UK universities team up for clean air and better public health

Sky Filled With Clouds

Transport is the largest contributor to UK domestic greenhouse gas (GHG) emissions, responsible for 27% of emissions in 2019 (BEIS; 2021). Against the backdrop of an escalating climate emergency, the race to net zero is at the forefront of climate agendas and a core point of discussion at this year’s United Nations COP26 conference.

However, the road to net zero isn’t a straightforward one – particularly for public health. For instance, while the uptake of diesel vehicles in the early 2000’s was intended to reduce carbon emissions, it actually led to increased levels of nitrogen dioxide - a harmful gas for the human respiratory system.

‘Similarly, the current UK policy focus on encouraging wider uptake of heavier electric vehicles potentially risks an increase in ‘non-exhaust emissions’ generated from tyre, brake wear and road dust’

- Dr Suzanne Bartington, Clinical Research Fellow and Honorary Consultant in Public Health at the University of Birmingham.

While there’s significant focus on the race to net zero and decarbonising transport, where does this leave clean air and public health concerns?

Through its TRANSITION Clean Air Network, the University of Birmingham, UK, is finding out just that. Involving nine UK universities and over 20 cross-sector partners, the TRANSITION project taps into the power of cross-sector, interdisciplinary collaboration to understand how changing travel behaviours and transport services impact clean air and carbon emissions.

The project makes the case for equitable access to affordable public transport and routes for active travel, as well as technological innovation to reduce vehicle emissions, to help protect public health, specifically among those people most vulnerable to air pollution. While TRANSITION is one of six UK Clean Air Networks funded by the UK Research and Innovation Strategic Priorities Clean Air Programme, it’s the only one to focus on transport.

Shifting attitudes and behaviours in transport

‘When we think into sustainable transport, the design of the built environment is as important as the design of vehicles in ‘A Chain of Consequences for Clean Air

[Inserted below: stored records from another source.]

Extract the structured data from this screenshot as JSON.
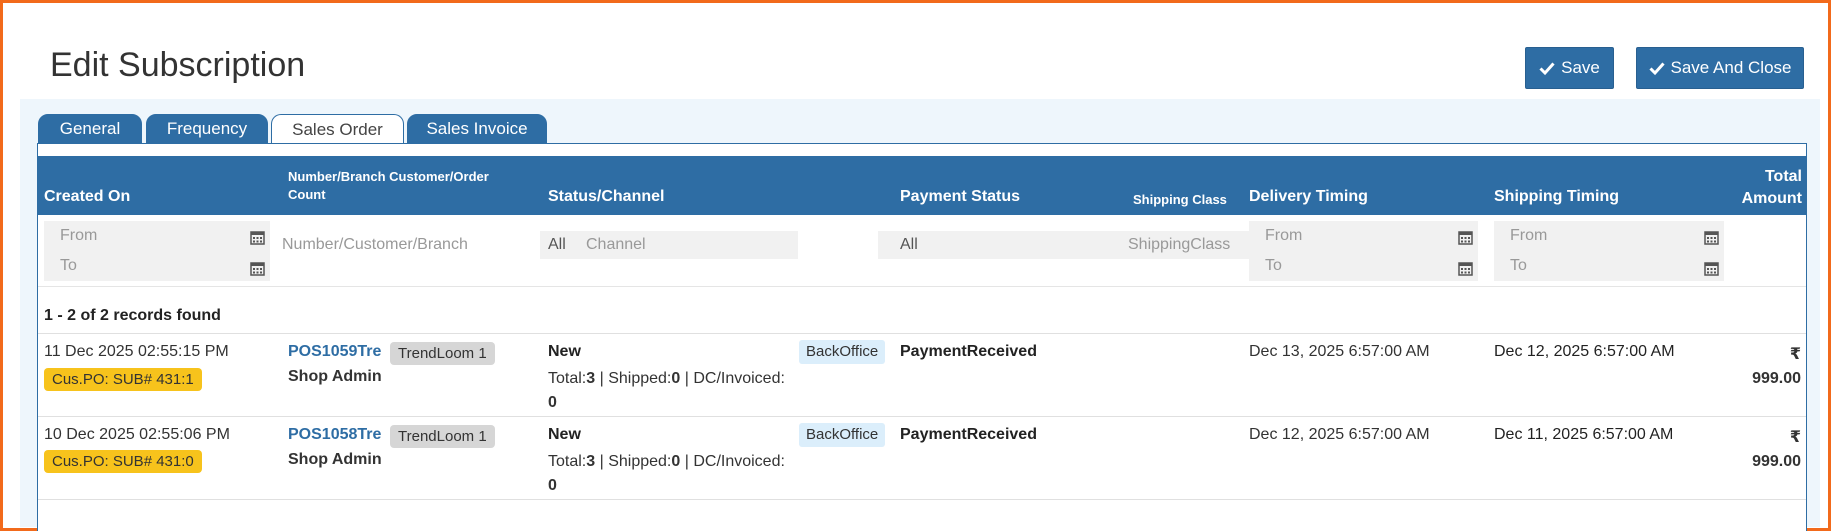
{
  "page": {
    "title": "Edit Subscription"
  },
  "toolbar": {
    "save_label": "Save",
    "save_close_label": "Save And Close"
  },
  "tabs": [
    {
      "label": "General",
      "active": false
    },
    {
      "label": "Frequency",
      "active": false
    },
    {
      "label": "Sales Order",
      "active": true
    },
    {
      "label": "Sales Invoice",
      "active": false
    }
  ],
  "columns": {
    "created_on": "Created On",
    "number_branch": "Number/Branch Customer/Order Count",
    "status_channel": "Status/Channel",
    "payment_status": "Payment Status",
    "shipping_class": "Shipping Class",
    "delivery_timing": "Delivery Timing",
    "shipping_timing": "Shipping Timing",
    "total_amount_1": "Total",
    "total_amount_2": "Amount"
  },
  "filters": {
    "created_from": "From",
    "created_to": "To",
    "number_customer_branch": "Number/Customer/Branch",
    "status_value": "All",
    "channel": "Channel",
    "payment_value": "All",
    "shipping_class": "ShippingClass",
    "delivery_from": "From",
    "delivery_to": "To",
    "shipping_from": "From",
    "shipping_to": "To"
  },
  "records_found": "1 - 2 of 2 records found",
  "rows": [
    {
      "created_on": "11 Dec 2025 02:55:15 PM",
      "po_badge": "Cus.PO:  SUB# 431:1",
      "number": "POS1059Tre",
      "branch_badge": "TrendLoom 1",
      "customer": "Shop Admin",
      "status": "New",
      "total_label": "Total:",
      "total_count": "3",
      "shipped_label": " | Shipped:",
      "shipped_count": "0",
      "dc_label": " | DC/Invoiced:",
      "dc_count": "0",
      "channel_badge": "BackOffice",
      "payment_status": "PaymentReceived",
      "delivery_timing": "Dec 13, 2025 6:57:00 AM",
      "shipping_timing": "Dec 12, 2025 6:57:00 AM",
      "currency": "₹",
      "amount": "999.00"
    },
    {
      "created_on": "10 Dec 2025 02:55:06 PM",
      "po_badge": "Cus.PO:  SUB# 431:0",
      "number": "POS1058Tre",
      "branch_badge": "TrendLoom 1",
      "customer": "Shop Admin",
      "status": "New",
      "total_label": "Total:",
      "total_count": "3",
      "shipped_label": " | Shipped:",
      "shipped_count": "0",
      "dc_label": " | DC/Invoiced:",
      "dc_count": "0",
      "channel_badge": "BackOffice",
      "payment_status": "PaymentReceived",
      "delivery_timing": "Dec 12, 2025 6:57:00 AM",
      "shipping_timing": "Dec 11, 2025 6:57:00 AM",
      "currency": "₹",
      "amount": "999.00"
    }
  ],
  "colors": {
    "primary": "#2e6da4",
    "frame": "#f26a1b",
    "badge_yellow": "#f7c31c",
    "badge_blue": "#dbeefb"
  }
}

- Dr James Levine, TRANSITION’s Innovation Network Manager and Senior Research Fellow at the University of Birmingham.

The project advocates for a behavioural shift, not only a shift to different transport technologies, such as electric and autonomous vehicles.

‘Transport is as much about people, and their access to transport services (i.e., mobility) as it is about innovation and technology. It is by making these major changes and shifting social norms in transport trends that the greatest gains may be made for public health and quality of life of citizens,’ Suzanne explains.

By connecting key players across sectors, the network is responsible for pioneering new research, enabling the identification of solutions, and sharing existing and new best practice, including:

  • Organising workshops, for example: in collaboration with ANTICIPATE - a Natural Environment Research Council funded project - to support COVID-19 recovery at the Department for Transport; and co-organising with Create Streets a ‘Breathe Free’ webinar addressing the question, ‘How can we clean the air in Britain’s towns and cities?’
  • Holding public webinars, for example on the themes of: ‘Clean Air for All - COVID-19, Clean Air and Mobility’; and 'What do we know about in-vehicle air quality?

Effecting change at local, regional, and national levels

The considerations feature in local, regional and national transport decarbonisation policies.

During the first year of the network, the University of Birmingham ran a Clean Air session within the UK100 International Net Zero Local Leadership Summit and Conference. This session explored the transport decarbonisation priorities included in a Local leadership Communique joint statement by Metropolitan Mayors.

They are also working closely with the West Midlands Combined Authority to shape regional clean air policy, as well as Oxfordshire County Council in local government.

‘Ultimately it is essential that clean air is considered in its own right within the climate dialogue and arising policy actions – our network will be successful if this is the case at local, regional and national levels. Further, it is essential the wider general public understand the impacts of poor air quality – and that this is a major health issue which affects all our daily lives,’ Suzanne shares.

Looking to the future, the network plans to equip local authorities with intel on topics such as exposure to air pollution through different transport modes; barriers to active travel and modal shift; planning for clean air and public health; reducing non-exhaust emissions; taxi licensing for air quality and health; and e-bikes and e-scooters to see whether they are a step forwards or backwards for clean air and public health.

At the heart of this project is the inclusion of different sectors and interdisciplinary collaboration. TRANSITION calls for local, regional and national policies to reflect and reference the advice of independent experts – such as those engaged in the network – to support a holistic approach for cleaner air and net-zero carbon emissions.  ‘We need to work together – at the intersect of human behaviour, technology and policy – to deliver equitable, sustainable mobility for all, for the benefit of both clean air and climate action’, Suzanne enthuses.

You can find out more about the project here.